Firstly, how will the production and maintenance of AIs affect the environment? The Industrial Revolution is not too far behind us, and although technological advancements have, so to speak, cleaned up a bit since then, any non-endorsed scientist could outline the negative impact of humans’ inventions. Regardless of how “green” AI implements are or may be, the Earth will still take a hit or two.
Secondly, it is apparent that the countries which will benefit most from AIs would be first world, further widening the technology gap. We see this today with nuclear weapons: those who have the resources for them guard their arsenals jealously (even those who have signed the Treaty); meanwhile, those countries which have no nuclear technology would be practically powerless in the face of looming disaster. Granted, weapons of mass destruction are a far cry from AIs, but it does highlight the argument that not all countries will have the means to benefit from them.
Thirdly, aside from “taking human jobs,” what roles will AIs play in the workforce? Supposing AIs are sentient, will they earn a living wage that might go towards their own maintenance, or will they be used, essentially, as slave labor? Slaves do have a tendency to revolt, and there are plenty of fictional speculations along those lines (e.g., I, Robot). Supposing AIs are not sentient, which jobs will they perform, how many, and for how long? This latter question is listed as a major consideration: human displacement.

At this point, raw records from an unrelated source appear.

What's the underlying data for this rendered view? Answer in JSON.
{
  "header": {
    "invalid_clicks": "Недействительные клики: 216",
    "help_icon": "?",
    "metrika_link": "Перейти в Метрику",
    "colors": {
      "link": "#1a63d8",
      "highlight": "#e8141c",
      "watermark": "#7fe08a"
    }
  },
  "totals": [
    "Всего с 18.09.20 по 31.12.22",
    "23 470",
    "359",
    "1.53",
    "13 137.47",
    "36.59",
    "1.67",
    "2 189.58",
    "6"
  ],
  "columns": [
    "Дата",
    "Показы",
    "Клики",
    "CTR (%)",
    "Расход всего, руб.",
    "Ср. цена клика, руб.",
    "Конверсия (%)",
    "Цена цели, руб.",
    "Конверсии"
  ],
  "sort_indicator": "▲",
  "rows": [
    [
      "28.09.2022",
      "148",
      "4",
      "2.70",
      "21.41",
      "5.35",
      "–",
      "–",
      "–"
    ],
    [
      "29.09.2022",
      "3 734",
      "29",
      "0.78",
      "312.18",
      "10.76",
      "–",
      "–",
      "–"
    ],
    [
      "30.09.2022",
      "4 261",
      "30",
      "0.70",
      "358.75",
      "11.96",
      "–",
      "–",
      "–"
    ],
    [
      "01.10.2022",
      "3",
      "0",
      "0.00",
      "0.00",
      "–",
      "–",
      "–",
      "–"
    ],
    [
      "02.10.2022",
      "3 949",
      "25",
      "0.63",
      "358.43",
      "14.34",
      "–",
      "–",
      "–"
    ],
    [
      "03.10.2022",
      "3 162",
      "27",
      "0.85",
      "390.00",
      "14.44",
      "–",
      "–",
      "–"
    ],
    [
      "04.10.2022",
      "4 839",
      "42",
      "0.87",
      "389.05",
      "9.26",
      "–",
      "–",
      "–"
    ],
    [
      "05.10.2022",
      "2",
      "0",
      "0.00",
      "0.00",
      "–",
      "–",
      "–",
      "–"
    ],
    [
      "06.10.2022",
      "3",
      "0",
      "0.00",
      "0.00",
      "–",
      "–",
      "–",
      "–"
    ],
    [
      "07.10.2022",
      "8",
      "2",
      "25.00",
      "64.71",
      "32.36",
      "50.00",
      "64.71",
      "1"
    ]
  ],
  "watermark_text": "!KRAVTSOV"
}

Overall, given these considerations, how can we trust that AIs will improve humanity in the long-term future? Supposing that the moral system hierarchy as modeled above is totally realized, what would constitute its breakdown? It must be built from the bottom upwards, but its disintegration need not follow that same formula. For instance, by refusing to take accountability for one’s actions, trust can fall through. If a people were to discover their leader is a puppet king (i.e., he has no autonomy), both accountability and trust would fall. If a war chief contracts a debilitating illness and loses his power, then the hierarchy topples. The same holds true for AIs, regardless of their (non)sentience. If a gun jams and loses its power, then the autonomy of its wielder is subverted, and whether the accountability falls to its owner or creator, trust in the weapon itself has been effectively removed. That is, if it cannot do its job, then it is untrustworthy and powerless.
All things considered, it hardly seems ethical to push forward with something as ambiguous as AIs without weighing the consequences. It’s hardly fair to others, of course, that Frankenstein created his monster. Not everyone has the resources (education, innovation, and motivation aside) to follow suit, even if they wanted to do so. In light of that, had they the choice, the majority of people might vote no on the assembling and reanimation of dead flesh—in the real world, the majority of us might vote no on the assembling and manipulation of AIs.

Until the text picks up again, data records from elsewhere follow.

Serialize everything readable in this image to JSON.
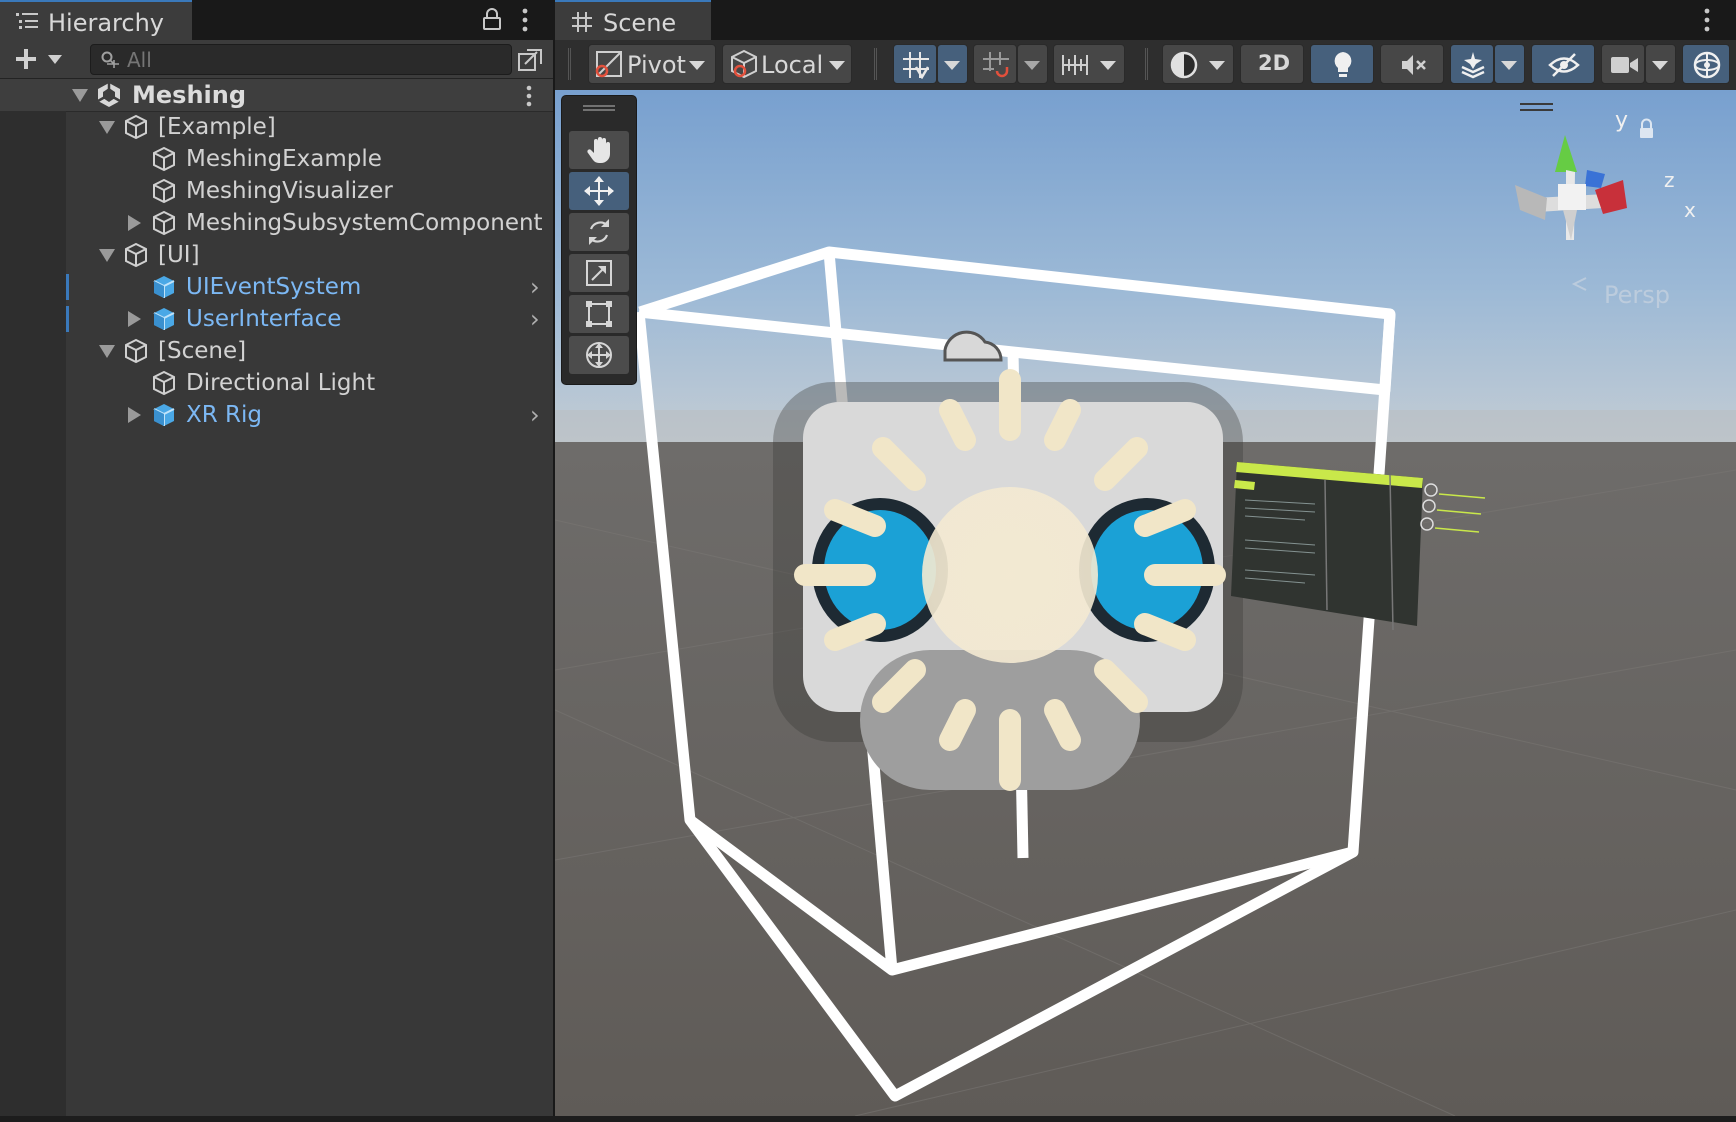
{
  "hierarchy": {
    "tab_label": "Hierarchy",
    "search_placeholder": "All",
    "scene_name": "Meshing",
    "items": [
      {
        "label": "[Example]",
        "kind": "gameobject",
        "expanded": true
      },
      {
        "label": "MeshingExample",
        "kind": "gameobject"
      },
      {
        "label": "MeshingVisualizer",
        "kind": "gameobject"
      },
      {
        "label": "MeshingSubsystemComponent",
        "kind": "gameobject",
        "collapsed": true
      },
      {
        "label": "[UI]",
        "kind": "gameobject",
        "expanded": true
      },
      {
        "label": "UIEventSystem",
        "kind": "prefab"
      },
      {
        "label": "UserInterface",
        "kind": "prefab",
        "collapsed": true
      },
      {
        "label": "[Scene]",
        "kind": "gameobject",
        "expanded": true
      },
      {
        "label": "Directional Light",
        "kind": "gameobject"
      },
      {
        "label": "XR Rig",
        "kind": "prefab",
        "collapsed": true
      }
    ]
  },
  "scene": {
    "tab_label": "Scene",
    "pivot_label": "Pivot",
    "local_label": "Local",
    "twod_label": "2D",
    "persp_label": "Persp",
    "axis_labels": {
      "y": "y",
      "z": "z",
      "x": "x"
    }
  },
  "colors": {
    "accent": "#3a79bb",
    "prefab_text": "#7cb8f4",
    "panel_bg": "#383838",
    "toolbar_active": "#46607c"
  },
  "icons": [
    "list-icon",
    "lock-icon",
    "kebab-icon",
    "plus-icon",
    "search-icon",
    "unity-logo-icon",
    "cube-icon",
    "prefab-cube-icon",
    "grid-icon",
    "hand-icon",
    "move-icon",
    "rotate-icon",
    "scale-icon",
    "rect-icon",
    "transform-icon",
    "light-bulb-icon",
    "audio-mute-icon",
    "effects-icon",
    "visibility-icon",
    "camera-icon",
    "gizmo-icon"
  ]
}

But we must also consider: what are the goal(s) of the majority?
We fear that which we do not understand; but we should be wary of creating things we may not understand ourselves, and examine the consequences before setting events into motion. Although Frankenstein’s monster helped the impoverished French family, he also learned quickly from them—their language, their actions—and became intelligent and self-aware; and with that humanness came desires such as anger and revenge. We know Frankenstein was wrong because of following events his creation; but AIs need not be monsters. Concrete consequences seem impossible to foretell. If there were a right or wrong answer or a universal moral system we would have found it. In that light, the ethics of AIs cannot be answered for; only consequences—and by then it could be late.